‘Ozark,’ a Netflix original, concludes with a fascinating but ultimately underwhelming portrayal of a criminal family.
I’ve been a fan of the Ozark series from its premiere, when Jason Bateman delivered a powerful and poignant portrayal of a man under duress(Marty Byrde), a Mexican drug cartel finance manager and secret money launderer, is forced to relocate his family to the Ozarks after his business partner tries to defraud their boss and is killed in the process.
But now that we’re nearing the end of that voyage, Ozark is more likely to be remembered as a brilliant thrill ride – a riveting collection of showcase scenes for a talented cast – than as a series with a clear message.
And that’s a shame, because the difference between good and great for this series can be measured in the way it has morphed from an intriguing character study into a series of escalating and increasingly outlandish threats to a family sinking into a morass of criminality. Something along the lines of “Breaking Bad: The Family Edition.”
Marty’s initial goal was to launder $500 million in five years, demonstrating that he was important to the cartel and unaffected by his partner’s skimming. When the episode initially aired, his children had no idea what their father did for a career, and his wife Wendy, played by a tough-as-nails Laura Linney, was more concerned with keeping the family together.
This time around, it’s less Marty-and-Wendy and more just-Wendy. Marty is oblivious to the fact that she is the driving force behind practically every choice, while she is oblivious to the fact that they are on the verge of tragedy.

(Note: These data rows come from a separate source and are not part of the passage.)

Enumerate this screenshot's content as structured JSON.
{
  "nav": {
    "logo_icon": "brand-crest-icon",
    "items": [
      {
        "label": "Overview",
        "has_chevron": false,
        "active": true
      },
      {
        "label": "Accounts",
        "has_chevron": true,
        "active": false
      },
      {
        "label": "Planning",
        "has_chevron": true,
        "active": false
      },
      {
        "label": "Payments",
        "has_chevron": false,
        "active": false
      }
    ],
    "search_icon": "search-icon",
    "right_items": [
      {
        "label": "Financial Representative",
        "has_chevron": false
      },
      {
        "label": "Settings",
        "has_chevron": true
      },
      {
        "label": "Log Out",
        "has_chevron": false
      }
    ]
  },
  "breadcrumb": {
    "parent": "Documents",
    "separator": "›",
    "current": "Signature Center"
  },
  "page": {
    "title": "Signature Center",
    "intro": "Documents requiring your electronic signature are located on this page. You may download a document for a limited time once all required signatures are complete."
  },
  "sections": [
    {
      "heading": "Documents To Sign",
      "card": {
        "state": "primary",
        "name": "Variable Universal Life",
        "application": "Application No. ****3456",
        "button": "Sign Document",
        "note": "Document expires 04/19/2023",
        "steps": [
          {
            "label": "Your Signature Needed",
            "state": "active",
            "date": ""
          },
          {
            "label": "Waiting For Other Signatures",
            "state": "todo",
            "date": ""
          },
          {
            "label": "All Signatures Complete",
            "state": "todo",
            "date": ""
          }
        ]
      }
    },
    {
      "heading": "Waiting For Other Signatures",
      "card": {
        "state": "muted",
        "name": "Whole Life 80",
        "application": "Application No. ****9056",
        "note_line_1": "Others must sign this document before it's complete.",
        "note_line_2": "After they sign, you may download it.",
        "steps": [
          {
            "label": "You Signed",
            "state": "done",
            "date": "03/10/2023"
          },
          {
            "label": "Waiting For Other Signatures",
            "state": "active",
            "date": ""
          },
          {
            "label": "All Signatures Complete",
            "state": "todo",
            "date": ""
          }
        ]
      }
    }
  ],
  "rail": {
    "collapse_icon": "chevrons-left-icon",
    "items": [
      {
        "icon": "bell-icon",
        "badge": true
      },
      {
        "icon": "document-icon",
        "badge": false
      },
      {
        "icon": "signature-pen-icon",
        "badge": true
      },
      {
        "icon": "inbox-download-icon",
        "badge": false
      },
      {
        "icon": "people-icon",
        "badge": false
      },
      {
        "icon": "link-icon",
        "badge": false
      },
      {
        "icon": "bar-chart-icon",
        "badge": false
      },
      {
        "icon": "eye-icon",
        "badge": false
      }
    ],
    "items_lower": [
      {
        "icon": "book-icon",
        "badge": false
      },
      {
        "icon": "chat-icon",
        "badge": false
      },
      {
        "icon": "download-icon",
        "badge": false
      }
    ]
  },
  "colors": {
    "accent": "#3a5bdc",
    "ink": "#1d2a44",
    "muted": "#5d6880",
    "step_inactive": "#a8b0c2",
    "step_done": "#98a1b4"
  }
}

He frantically points out that Wendy’s current proposal isn’t going to work a few times too many, prompting the issue of why he’s going along with it all so forcefully. It’s an odd state of affairs (one that other characters constantly comment on), and it leaves Bateman with nothing to do but worry about their predicament.

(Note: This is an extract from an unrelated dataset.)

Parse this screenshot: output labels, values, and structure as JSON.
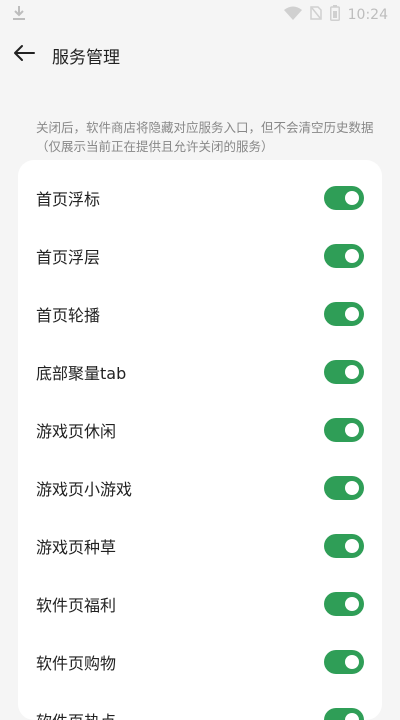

Meanwhile, Linney is fantastic as Wendy, the manipulative, devious character, displaying the vulnerability beneath the tough, unflappable exterior. Wendy persists in her belief that the net isn’t closing. Early on, a character advises her, “Your reach is exceeding your grasp,” and it’s a reasonable judgement.
Wendy’s goal is to get the family out alive and well while also pursuing her wildly ambitious political ambitions through the Byrde foundation.

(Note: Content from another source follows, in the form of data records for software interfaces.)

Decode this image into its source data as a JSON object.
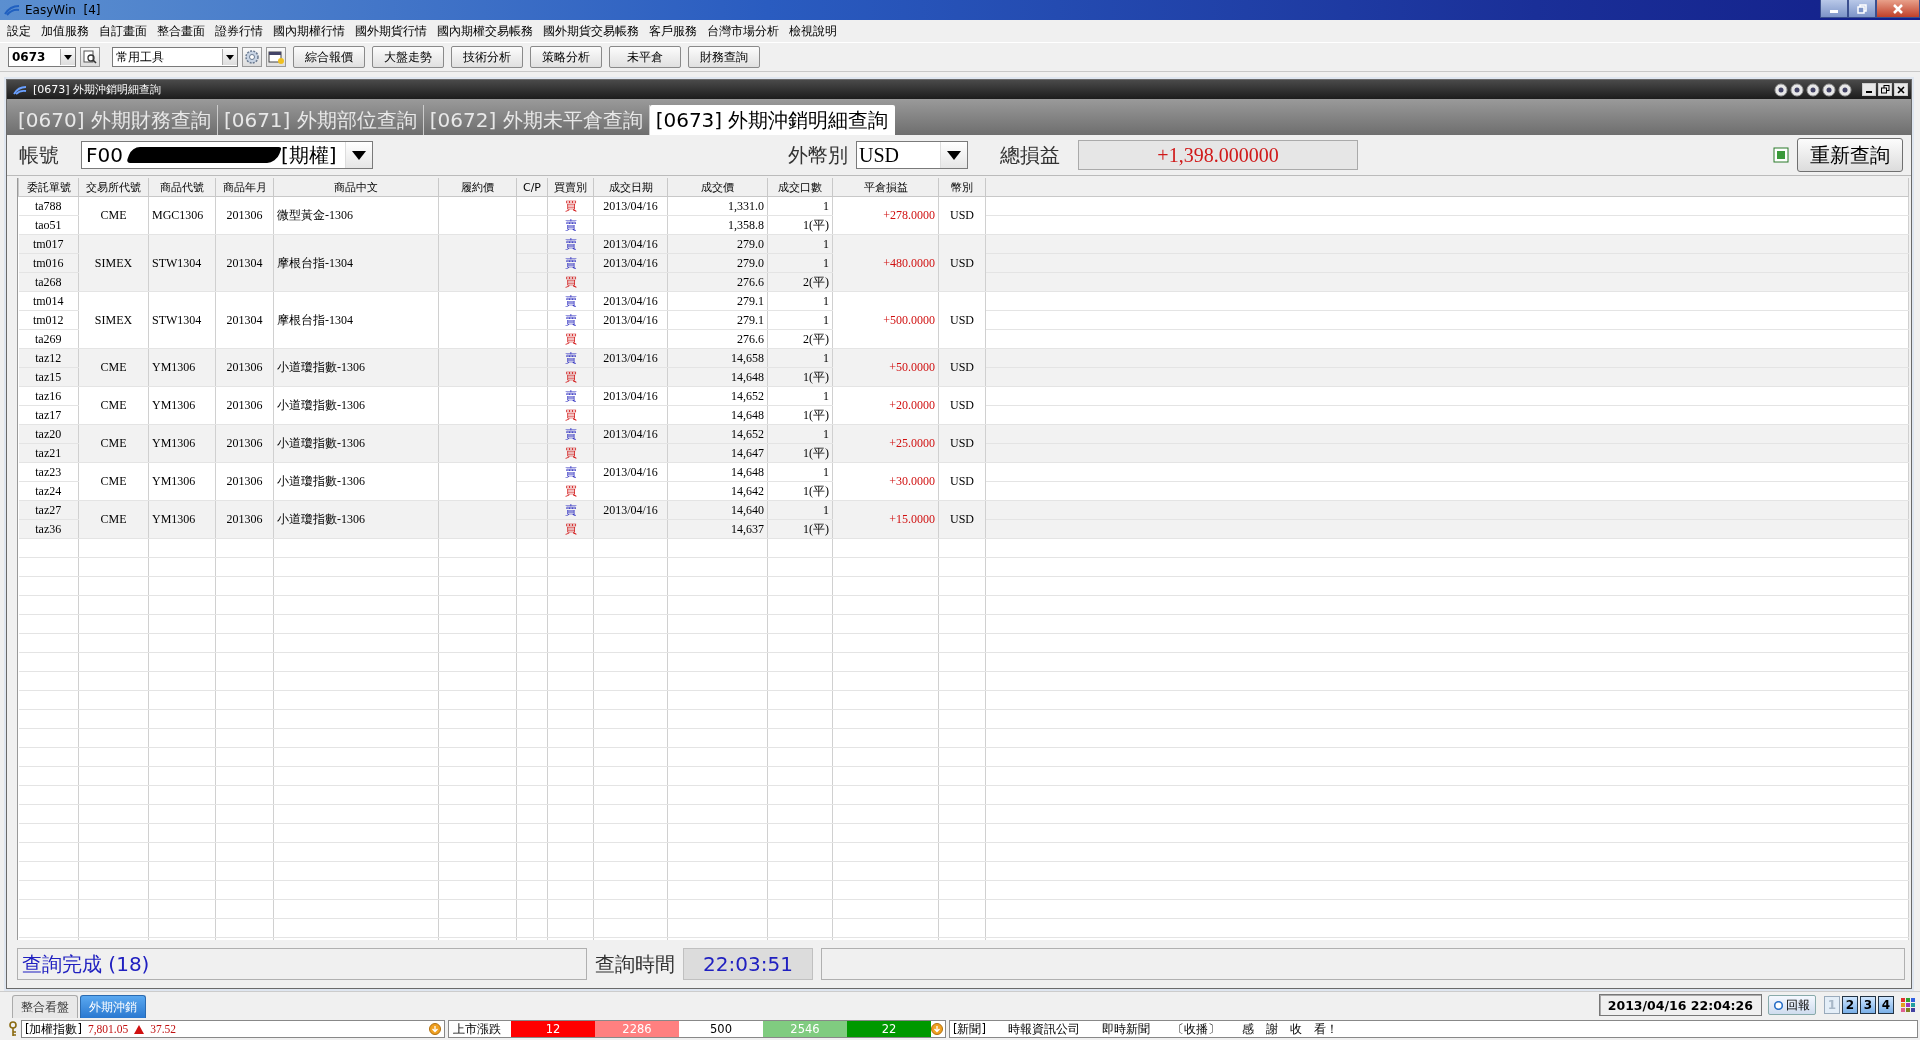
{
  "window": {
    "title": "EasyWin  [4]"
  },
  "menu": [
    "設定",
    "加值服務",
    "自訂畫面",
    "整合畫面",
    "證券行情",
    "國內期權行情",
    "國外期貨行情",
    "國內期權交易帳務",
    "國外期貨交易帳務",
    "客戶服務",
    "台灣市場分析",
    "檢視說明"
  ],
  "toolbar": {
    "code": "0673",
    "tool_group": "常用工具",
    "buttons": [
      "綜合報價",
      "大盤走勢",
      "技術分析",
      "策略分析",
      "未平倉",
      "財務查詢"
    ]
  },
  "subwindow": {
    "title": "[0673] 外期沖銷明細查詢"
  },
  "tabs": [
    {
      "label": "[0670] 外期財務查詢",
      "selected": false
    },
    {
      "label": "[0671] 外期部位查詢",
      "selected": false
    },
    {
      "label": "[0672] 外期未平倉查詢",
      "selected": false
    },
    {
      "label": "[0673] 外期沖銷明細查詢",
      "selected": true
    }
  ],
  "filter": {
    "account_label": "帳號",
    "account_prefix": "F00",
    "account_suffix": "[期權]",
    "currency_label": "外幣別",
    "currency": "USD",
    "total_label": "總損益",
    "total": "+1,398.000000",
    "requery_button": "重新查詢"
  },
  "table": {
    "columns": [
      "委託單號",
      "交易所代號",
      "商品代號",
      "商品年月",
      "商品中文",
      "履約價",
      "C/P",
      "買賣別",
      "成交日期",
      "成交價",
      "成交口數",
      "平倉損益",
      "幣別"
    ],
    "groups": [
      {
        "exchange": "CME",
        "code": "MGC1306",
        "month": "201306",
        "name": "微型黃金-1306",
        "pnl": "+278.0000",
        "currency": "USD",
        "rows": [
          {
            "order": "ta788",
            "side": "買",
            "kind": "buy",
            "date": "2013/04/16",
            "price": "1,331.0",
            "qty": "1"
          },
          {
            "order": "tao51",
            "side": "賣",
            "kind": "sell",
            "price": "1,358.8",
            "qty": "1(平)"
          }
        ]
      },
      {
        "exchange": "SIMEX",
        "code": "STW1304",
        "month": "201304",
        "name": "摩根台指-1304",
        "pnl": "+480.0000",
        "currency": "USD",
        "rows": [
          {
            "order": "tm017",
            "side": "賣",
            "kind": "sell",
            "date": "2013/04/16",
            "price": "279.0",
            "qty": "1"
          },
          {
            "order": "tm016",
            "side": "賣",
            "kind": "sell",
            "date": "2013/04/16",
            "price": "279.0",
            "qty": "1"
          },
          {
            "order": "ta268",
            "side": "買",
            "kind": "buy",
            "price": "276.6",
            "qty": "2(平)"
          }
        ]
      },
      {
        "exchange": "SIMEX",
        "code": "STW1304",
        "month": "201304",
        "name": "摩根台指-1304",
        "pnl": "+500.0000",
        "currency": "USD",
        "rows": [
          {
            "order": "tm014",
            "side": "賣",
            "kind": "sell",
            "date": "2013/04/16",
            "price": "279.1",
            "qty": "1"
          },
          {
            "order": "tm012",
            "side": "賣",
            "kind": "sell",
            "date": "2013/04/16",
            "price": "279.1",
            "qty": "1"
          },
          {
            "order": "ta269",
            "side": "買",
            "kind": "buy",
            "price": "276.6",
            "qty": "2(平)"
          }
        ]
      },
      {
        "exchange": "CME",
        "code": "YM1306",
        "month": "201306",
        "name": "小道瓊指數-1306",
        "pnl": "+50.0000",
        "currency": "USD",
        "rows": [
          {
            "order": "taz12",
            "side": "賣",
            "kind": "sell",
            "date": "2013/04/16",
            "price": "14,658",
            "qty": "1"
          },
          {
            "order": "taz15",
            "side": "買",
            "kind": "buy",
            "price": "14,648",
            "qty": "1(平)"
          }
        ]
      },
      {
        "exchange": "CME",
        "code": "YM1306",
        "month": "201306",
        "name": "小道瓊指數-1306",
        "pnl": "+20.0000",
        "currency": "USD",
        "rows": [
          {
            "order": "taz16",
            "side": "賣",
            "kind": "sell",
            "date": "2013/04/16",
            "price": "14,652",
            "qty": "1"
          },
          {
            "order": "taz17",
            "side": "買",
            "kind": "buy",
            "price": "14,648",
            "qty": "1(平)"
          }
        ]
      },
      {
        "exchange": "CME",
        "code": "YM1306",
        "month": "201306",
        "name": "小道瓊指數-1306",
        "pnl": "+25.0000",
        "currency": "USD",
        "rows": [
          {
            "order": "taz20",
            "side": "賣",
            "kind": "sell",
            "date": "2013/04/16",
            "price": "14,652",
            "qty": "1"
          },
          {
            "order": "taz21",
            "side": "買",
            "kind": "buy",
            "price": "14,647",
            "qty": "1(平)"
          }
        ]
      },
      {
        "exchange": "CME",
        "code": "YM1306",
        "month": "201306",
        "name": "小道瓊指數-1306",
        "pnl": "+30.0000",
        "currency": "USD",
        "rows": [
          {
            "order": "taz23",
            "side": "賣",
            "kind": "sell",
            "date": "2013/04/16",
            "price": "14,648",
            "qty": "1"
          },
          {
            "order": "taz24",
            "side": "買",
            "kind": "buy",
            "price": "14,642",
            "qty": "1(平)"
          }
        ]
      },
      {
        "exchange": "CME",
        "code": "YM1306",
        "month": "201306",
        "name": "小道瓊指數-1306",
        "pnl": "+15.0000",
        "currency": "USD",
        "rows": [
          {
            "order": "taz27",
            "side": "賣",
            "kind": "sell",
            "date": "2013/04/16",
            "price": "14,640",
            "qty": "1"
          },
          {
            "order": "taz36",
            "side": "買",
            "kind": "buy",
            "price": "14,637",
            "qty": "1(平)"
          }
        ]
      }
    ]
  },
  "status": {
    "message": "查詢完成 (18)",
    "time_label": "查詢時間",
    "time": "22:03:51"
  },
  "window_tabs": [
    {
      "label": "整合看盤",
      "selected": false
    },
    {
      "label": "外期沖銷",
      "selected": true
    }
  ],
  "clock": "2013/04/16 22:04:26",
  "report_button": "回報",
  "pages": [
    {
      "label": "1",
      "selected": true
    },
    {
      "label": "2",
      "selected": false
    },
    {
      "label": "3",
      "selected": false
    },
    {
      "label": "4",
      "selected": false
    }
  ],
  "ticker": {
    "index_label": "[加權指數]",
    "index_value": "7,801.05",
    "change": "37.52",
    "breadth_label": "上市漲跌",
    "breadth": [
      {
        "value": "12",
        "color": "#ff0000"
      },
      {
        "value": "2286",
        "color": "#ff8080"
      },
      {
        "value": "500",
        "color": "#ffffff"
      },
      {
        "value": "2546",
        "color": "#80cc80"
      },
      {
        "value": "22",
        "color": "#009900"
      }
    ],
    "news": [
      "[新聞]",
      "時報資訊公司",
      "即時新聞",
      "〔收播〕",
      "感　謝　收　看！"
    ]
  }
}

Will she eventually overextend herself, though, is the concern that underpins everything. Her plans are frequently delusory and she’s been cut down by the cartel before but she does manage to pull off some incredibly daring moves, making it impossible to guess where she’ll end up.
Ozark is the one of best show in my view list see the below key points why:
- The plot begins right away, and the viewer does not have to wait for a long time for the story to begin.
- This show’s casting is outstanding. Even if they searched for another ten years, they would not have found a better performer to play Marty Byrde. Jason Bateman is great, and he makes you feel what a father in his position would feel. Bateman is best recognized for his roles in comedies, yet he is such a gifted actor that he can fluidly and gracefully transition to a suspenseful drama series. The other characters are also played by excellent performers, but I believe they are underappreciated simply because of Jason Bateman’s brilliance.
- The setting is unique for a crime drama series of this genre, and it’s a breath of new air. You get a good sense of the demography and how they conduct their lives on a daily basis.
- The story is written in such a way that the Byrde family faces more than one major challenge. Throughout the series, they are continually challenged and put on the spot, with great pressure to perform and keep the cartel happy.